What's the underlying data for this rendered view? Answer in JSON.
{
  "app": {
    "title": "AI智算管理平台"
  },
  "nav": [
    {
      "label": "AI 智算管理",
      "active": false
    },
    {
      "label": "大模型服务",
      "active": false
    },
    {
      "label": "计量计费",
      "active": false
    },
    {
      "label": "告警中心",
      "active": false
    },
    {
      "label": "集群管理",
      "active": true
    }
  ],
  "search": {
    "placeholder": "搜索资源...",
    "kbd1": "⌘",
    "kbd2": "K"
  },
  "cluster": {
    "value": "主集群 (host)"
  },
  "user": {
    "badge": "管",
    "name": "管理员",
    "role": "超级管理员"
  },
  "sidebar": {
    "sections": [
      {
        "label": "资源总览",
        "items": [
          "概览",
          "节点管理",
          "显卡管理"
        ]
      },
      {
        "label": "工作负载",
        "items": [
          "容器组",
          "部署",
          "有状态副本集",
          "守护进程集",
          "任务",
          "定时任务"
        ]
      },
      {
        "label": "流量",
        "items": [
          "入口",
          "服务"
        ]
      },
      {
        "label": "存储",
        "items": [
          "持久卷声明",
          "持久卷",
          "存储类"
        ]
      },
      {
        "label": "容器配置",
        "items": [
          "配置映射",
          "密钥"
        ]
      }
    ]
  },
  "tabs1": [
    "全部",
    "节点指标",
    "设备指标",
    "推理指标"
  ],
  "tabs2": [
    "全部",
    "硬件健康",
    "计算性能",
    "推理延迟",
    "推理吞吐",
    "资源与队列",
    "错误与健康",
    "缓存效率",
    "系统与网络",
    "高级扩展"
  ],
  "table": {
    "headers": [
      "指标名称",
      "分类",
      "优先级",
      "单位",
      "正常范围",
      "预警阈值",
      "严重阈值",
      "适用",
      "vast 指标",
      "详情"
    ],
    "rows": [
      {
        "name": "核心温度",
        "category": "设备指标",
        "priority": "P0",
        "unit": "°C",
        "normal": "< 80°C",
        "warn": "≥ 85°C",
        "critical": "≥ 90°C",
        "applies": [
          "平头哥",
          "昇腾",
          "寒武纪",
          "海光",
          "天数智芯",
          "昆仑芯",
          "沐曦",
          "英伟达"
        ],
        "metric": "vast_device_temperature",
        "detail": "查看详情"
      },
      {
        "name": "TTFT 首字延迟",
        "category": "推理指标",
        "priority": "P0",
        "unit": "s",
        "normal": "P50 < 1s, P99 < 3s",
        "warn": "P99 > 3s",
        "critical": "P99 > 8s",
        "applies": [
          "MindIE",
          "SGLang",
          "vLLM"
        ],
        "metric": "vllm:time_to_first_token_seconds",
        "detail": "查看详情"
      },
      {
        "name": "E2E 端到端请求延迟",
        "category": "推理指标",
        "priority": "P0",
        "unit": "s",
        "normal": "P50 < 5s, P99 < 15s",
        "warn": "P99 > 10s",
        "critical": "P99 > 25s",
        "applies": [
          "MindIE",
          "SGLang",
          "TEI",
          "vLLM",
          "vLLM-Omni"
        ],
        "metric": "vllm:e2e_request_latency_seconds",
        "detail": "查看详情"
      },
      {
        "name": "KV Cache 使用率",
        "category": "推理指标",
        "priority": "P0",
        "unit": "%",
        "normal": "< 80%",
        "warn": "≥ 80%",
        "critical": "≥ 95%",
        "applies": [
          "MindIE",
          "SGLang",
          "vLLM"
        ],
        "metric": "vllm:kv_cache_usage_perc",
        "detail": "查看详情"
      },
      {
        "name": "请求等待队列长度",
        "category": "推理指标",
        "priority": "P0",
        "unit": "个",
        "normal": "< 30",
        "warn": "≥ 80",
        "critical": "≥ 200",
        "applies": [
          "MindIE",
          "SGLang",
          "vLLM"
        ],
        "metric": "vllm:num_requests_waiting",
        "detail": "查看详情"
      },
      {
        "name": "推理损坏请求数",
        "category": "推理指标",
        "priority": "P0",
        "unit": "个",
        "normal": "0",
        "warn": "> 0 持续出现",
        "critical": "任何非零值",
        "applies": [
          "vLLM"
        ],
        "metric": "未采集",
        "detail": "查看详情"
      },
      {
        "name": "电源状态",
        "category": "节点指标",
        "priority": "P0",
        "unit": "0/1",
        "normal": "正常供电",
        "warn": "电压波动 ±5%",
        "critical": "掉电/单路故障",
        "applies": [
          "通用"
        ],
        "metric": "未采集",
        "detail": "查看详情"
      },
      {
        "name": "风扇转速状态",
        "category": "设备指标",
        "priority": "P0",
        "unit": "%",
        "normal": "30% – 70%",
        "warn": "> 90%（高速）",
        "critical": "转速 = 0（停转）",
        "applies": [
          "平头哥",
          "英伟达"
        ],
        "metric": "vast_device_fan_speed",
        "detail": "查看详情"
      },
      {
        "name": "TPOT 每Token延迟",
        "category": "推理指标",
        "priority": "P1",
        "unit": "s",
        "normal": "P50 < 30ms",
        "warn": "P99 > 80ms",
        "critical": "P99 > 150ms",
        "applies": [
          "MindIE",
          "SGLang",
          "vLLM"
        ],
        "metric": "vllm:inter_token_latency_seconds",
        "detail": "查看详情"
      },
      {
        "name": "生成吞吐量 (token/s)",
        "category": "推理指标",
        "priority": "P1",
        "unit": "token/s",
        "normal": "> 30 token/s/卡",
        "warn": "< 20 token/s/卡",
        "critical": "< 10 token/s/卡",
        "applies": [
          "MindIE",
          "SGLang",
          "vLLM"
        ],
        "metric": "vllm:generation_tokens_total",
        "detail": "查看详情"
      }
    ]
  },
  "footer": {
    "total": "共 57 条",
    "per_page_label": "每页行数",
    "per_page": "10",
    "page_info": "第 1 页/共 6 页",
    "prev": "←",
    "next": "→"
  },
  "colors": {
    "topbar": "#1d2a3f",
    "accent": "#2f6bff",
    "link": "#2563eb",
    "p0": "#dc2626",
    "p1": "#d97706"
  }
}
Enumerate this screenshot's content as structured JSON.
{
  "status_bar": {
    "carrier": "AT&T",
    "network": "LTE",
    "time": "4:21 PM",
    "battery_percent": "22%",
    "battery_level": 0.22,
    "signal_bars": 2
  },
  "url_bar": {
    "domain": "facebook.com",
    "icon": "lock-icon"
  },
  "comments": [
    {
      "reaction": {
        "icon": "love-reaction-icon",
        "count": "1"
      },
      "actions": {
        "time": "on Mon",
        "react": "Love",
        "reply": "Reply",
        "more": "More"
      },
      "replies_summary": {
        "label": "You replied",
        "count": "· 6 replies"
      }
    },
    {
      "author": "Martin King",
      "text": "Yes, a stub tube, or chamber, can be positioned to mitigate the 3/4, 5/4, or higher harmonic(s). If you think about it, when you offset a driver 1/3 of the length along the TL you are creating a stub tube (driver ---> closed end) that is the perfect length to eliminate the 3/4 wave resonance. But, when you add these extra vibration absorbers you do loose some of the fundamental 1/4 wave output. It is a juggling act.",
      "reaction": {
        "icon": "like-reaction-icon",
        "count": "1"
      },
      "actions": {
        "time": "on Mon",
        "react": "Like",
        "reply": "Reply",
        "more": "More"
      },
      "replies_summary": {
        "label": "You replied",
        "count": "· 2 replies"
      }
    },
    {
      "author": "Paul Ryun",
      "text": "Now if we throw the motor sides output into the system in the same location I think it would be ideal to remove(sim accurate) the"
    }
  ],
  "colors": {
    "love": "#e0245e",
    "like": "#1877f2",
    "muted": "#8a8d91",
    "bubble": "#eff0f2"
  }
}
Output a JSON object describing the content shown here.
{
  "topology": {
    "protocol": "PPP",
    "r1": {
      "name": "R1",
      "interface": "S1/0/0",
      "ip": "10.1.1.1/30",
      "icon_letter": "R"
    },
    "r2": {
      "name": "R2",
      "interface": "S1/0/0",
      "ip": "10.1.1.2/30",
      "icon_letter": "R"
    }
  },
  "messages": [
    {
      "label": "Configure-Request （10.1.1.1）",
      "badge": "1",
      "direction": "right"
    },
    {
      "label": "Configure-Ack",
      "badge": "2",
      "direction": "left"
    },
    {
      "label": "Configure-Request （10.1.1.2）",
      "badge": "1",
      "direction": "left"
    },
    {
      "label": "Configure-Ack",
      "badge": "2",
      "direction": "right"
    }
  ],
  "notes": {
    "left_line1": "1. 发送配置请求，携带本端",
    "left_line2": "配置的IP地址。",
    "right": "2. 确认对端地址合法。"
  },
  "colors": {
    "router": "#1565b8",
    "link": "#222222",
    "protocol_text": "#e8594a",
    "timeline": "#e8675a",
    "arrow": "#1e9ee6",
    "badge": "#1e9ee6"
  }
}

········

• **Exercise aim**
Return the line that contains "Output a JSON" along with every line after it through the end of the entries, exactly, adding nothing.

• **Response to the exercise**
Output a JSON object describing the content shown here.
{
  "topology": {
    "protocol": "PPP",
    "r1": {
      "name": "R1",
      "interface": "S1/0/0",
      "ip": "10.1.1.1/30",
      "icon_letter": "R"
    },
    "r2": {
      "name": "R2",
      "interface": "S1/0/0",
      "ip": "10.1.1.2/30",
      "icon_letter": "R"
    }
  },
  "messages": [
    {
      "label": "Configure-Request （10.1.1.1）",
      "badge": "1",
      "direction": "right"
    },
    {
      "label": "Configure-Ack",
      "badge": "2",
      "direction": "left"
    },
    {
      "label": "Configure-Request （10.1.1.2）",
      "badge": "1",
      "direction": "left"
    },
    {
      "label": "Configure-Ack",
      "badge": "2",
      "direction": "right"
    }
  ],
  "notes": {
    "left_line1": "1. 发送配置请求，携带本端",
    "left_line2": "配置的IP地址。",
    "right": "2. 确认对端地址合法。"
  },
  "colors": {
    "router": "#1565b8",
    "link": "#222222",
    "protocol_text": "#e8594a",
    "timeline": "#e8675a",
    "arrow": "#1e9ee6",
    "badge": "#1e9ee6"
  }
}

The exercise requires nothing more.